I would argue that there are perhaps three. The first is the macro-economy. If, for example, a Labour government sticks it out to the recess and comes back for a mandate in a few months’ time, and the economy is visibly improving, this will make everything else enormously easier. And even George Osborne concedes that there is a huge opportunity here. From the ‘Tater:
At the Treasury’s pre-Budget meeting at Dorneywood, he was much taken by presentations which suggested that a normal recovery would start in the summer.
Those close to Osborne also cite Treasury numbers which indicate that the economy is in better shape than the headline numbers suggest. If you strip out North Sea oil and gas and financial services, there was no double-dip recession. Indeed, with these two sectors taken out, the economy has being growing at between 1 and 2 per cent for the past two years.
Well, if you strip out all the bad stuff, of course it looks better. And the appeal to Friedman Units deserves all the contempt it gets. But there is more of a point here than you might think. Oil & gas and the City are not the only problem sectors. The labour/consumer sector and construction are awful as well. This, however, implies that other sectors (business services, automotive) are doing much better. There is scope for recovery if we stop kicking ourselves in the balls.
Also, there is probably more emerging consensus for a Keynesian response than there was even in 2008-2009. Here’s Bloomberg, Jon Portes of NIESR, and the plain people of Britain, who now like policies more if you associate them with Ed Balls than with George Osborne.
There is a tide in the affairs of men and all that. And if there were to be a fresh tide of flight capital out of the Eurozone, I think it would be better in gilts than puffing up the banks or chasing London property prices.

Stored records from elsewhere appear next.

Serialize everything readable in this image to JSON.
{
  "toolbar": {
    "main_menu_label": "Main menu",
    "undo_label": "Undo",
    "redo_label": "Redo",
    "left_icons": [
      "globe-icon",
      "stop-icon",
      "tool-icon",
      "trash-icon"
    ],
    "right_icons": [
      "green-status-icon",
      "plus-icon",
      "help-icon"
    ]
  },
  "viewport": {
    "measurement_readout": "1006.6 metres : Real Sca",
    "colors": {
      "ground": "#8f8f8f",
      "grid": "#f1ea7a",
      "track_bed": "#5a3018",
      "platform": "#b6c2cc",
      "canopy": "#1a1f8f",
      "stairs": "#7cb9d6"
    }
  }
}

Keynes was joking about burying money and digging it up, of course. Everyone loves “infrastructure”, and I am convinced that much of the problem with the austerity programme was that it hit capital investment so hard. However, big infrastructure projects take a long old time to get going.
I therefore propose that any stimulus be targeted on housing. Housing is a highly salient issue, a relatively quick-starting form of investment, one that gets to the pocket of the electorate. And of course there is the coming LHA cuts/Bedroom Tax crisis. As we all remember from June 2010, declaring a crisis is a powerful political tool. If you agree with Daniel Davies and myself, housing policy may even have been the key issue in the British economy since the 1980s.
Council house building would be good, but it’s still slow. On the other hand, because it’s decentralised, it can start quicker. (Getrennt marschieren, vereint schlagen.) The Simple Plan could start much faster, and wouldn’t necessarily need much additional central government borrowing. Neither, though, would need an act of parliament.
And even UKIP have some good ideas sometimes. Here’s Nigel Farage arguing that the Bank of England should move to a dual mandate, like the US Federal Reserve’s, which would require it to target employment (or growth) as well as inflation. Section 11 of the Bank of England Act 1998 states that the Bank’s objectives are:
- to pursue price stability
- subject to that, to support the economic policy of HMG, including its objectives for growth and employment
Section 12 states that the Treasury can define what price stability is, i.e. the inflation target, and what the policy is by sending the Bank a letter. If the letter included buying £100bn worth of new housing bonds, as the CEO of Greggs suggests, well, that’s better than a pasty tax.
And finally, I feel that only fools would go for an election post-Leveson without getting the Leveson proposals passed. We should pass them. Not only that, we should direct the Office of Fair Trading to carry out a wideranging competition review of the media, and GCHQ’s Communications-Electronics Security Group to audit the mobile networks’ lawful interception logs.
None of this is long-term. It shouldn’t be. But the point is to use successive, mutually supporting actions to advance aims that lead to our political purposes.